I know where you are. You're on your phone. You're probably reading this from a link on Twitter or email that a friend sent you.
Our mobile devices increasingly serve as the entry point for new information coming into our digital lives. Computers are reserved for in-depth research and production (aka "work") activities.
Here at Pay4Bugs, we realize that a blog post is often the first impression a user has of our product and our brand. Visitors to our blog arrive via mobile devices just as frequently as they do from a traditional PC. Therefore, it is critical that our blog delivers a first class experience across all device types.
Interesting, you say, but what's this have to do with responsive web design? Responsive Web Design, or RWD, is the technique we use to achieve this goal. RWD gives us the tools to ensure users on all devices have an optimal experience.
For those that don't know, RWD uses CSS3 Media Queries to adjust the style and layout of a page based on the type and width of the visitor's screen.
Want to see an example in real life? Open this post on your desktop and compare it to your phone. Make your browser window wider and narrower and see how the page rearranges itself to fit comfortably within the constraints of the display.
Gone are the days of opening a link from Twitter or sent by a friend only to be redirected to a generic untested, unusable Wordpress mobile plugin generated site or being forced to pinch and zoom your way around a page designed for a 20 inch screen on your 4 inch mobile.

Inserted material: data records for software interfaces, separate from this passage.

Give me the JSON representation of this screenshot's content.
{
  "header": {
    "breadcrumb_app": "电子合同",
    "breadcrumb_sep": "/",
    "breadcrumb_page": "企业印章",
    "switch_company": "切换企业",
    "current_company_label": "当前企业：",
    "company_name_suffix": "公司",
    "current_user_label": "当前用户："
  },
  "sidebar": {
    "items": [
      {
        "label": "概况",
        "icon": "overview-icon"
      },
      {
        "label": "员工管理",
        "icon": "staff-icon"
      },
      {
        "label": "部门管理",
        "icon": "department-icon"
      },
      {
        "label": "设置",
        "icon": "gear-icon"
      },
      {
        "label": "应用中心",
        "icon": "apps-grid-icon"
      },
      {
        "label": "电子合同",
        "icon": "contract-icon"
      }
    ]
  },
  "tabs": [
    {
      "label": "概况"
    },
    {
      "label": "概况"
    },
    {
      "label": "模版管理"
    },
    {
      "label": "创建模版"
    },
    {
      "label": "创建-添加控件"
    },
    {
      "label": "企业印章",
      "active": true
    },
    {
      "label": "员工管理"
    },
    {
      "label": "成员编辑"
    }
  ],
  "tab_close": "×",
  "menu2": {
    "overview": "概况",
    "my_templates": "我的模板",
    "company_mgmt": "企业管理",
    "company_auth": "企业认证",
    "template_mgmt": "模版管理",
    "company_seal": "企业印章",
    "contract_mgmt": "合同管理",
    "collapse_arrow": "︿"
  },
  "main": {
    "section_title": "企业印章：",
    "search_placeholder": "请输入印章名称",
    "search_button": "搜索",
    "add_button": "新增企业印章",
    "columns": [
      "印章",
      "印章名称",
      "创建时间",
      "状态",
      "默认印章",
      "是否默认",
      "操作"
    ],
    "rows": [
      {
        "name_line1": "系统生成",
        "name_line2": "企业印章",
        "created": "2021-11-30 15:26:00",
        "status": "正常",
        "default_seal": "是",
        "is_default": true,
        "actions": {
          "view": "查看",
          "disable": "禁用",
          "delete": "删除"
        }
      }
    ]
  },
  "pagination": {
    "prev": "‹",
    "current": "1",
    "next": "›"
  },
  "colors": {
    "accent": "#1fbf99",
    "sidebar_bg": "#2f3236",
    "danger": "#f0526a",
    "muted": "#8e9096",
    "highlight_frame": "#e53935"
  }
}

This leads us to the Golden Rule of Responsive Web Design:
What is the same is more important than what is different.
If you think it sounds more like Zen philosophy, than a technical web rule, you're already on the right track to excellent RWD.
RWD is NOT making a mobile version of a website. A mobile version of a site implies different content, different behavior, different features. Mobile versions of sites made sense a few years back before most phones had full-powered web browsers built in.
Different is bad - when a user shares a link to a page on your site, presumably they do so because they want their Twitter follower to click on the link and see the same page they were viewing. Redirecting a user to some "mobile" or "desktop" site is a colossal #fail.
Chances are they won't be able to find the information the sharer intended and become frustrated. If you're lucky, they might leave with the impression that your site is broken and incompetent, but more likely part thinking your brand is broken and incompetent.
You want a visitor to have the same brand experience, see the same information and have access to the same features, no matter which device they're on.
You want images, and graphics to be sharp and clear without the need to pinching and zooming on every device.
You want your site and its navigation to look and behave as close to the same as possible so that people who've learned how to navigate your site on one device have no problem using it on another.
At core of the Golden Rule of Responsive Web Design is the concept of simplicity. We at Pay4Bugs like simplicity…simple things are easier to test and harder to break. They give our testers more of a challenge because they have to work much harder to find a bug.
When integrating Responsive Web Design principles in your next site focus on making things the same and minimize what's different.
And remember the Golden Rule of Responsive Web Design, "What is the same is more important than what is different."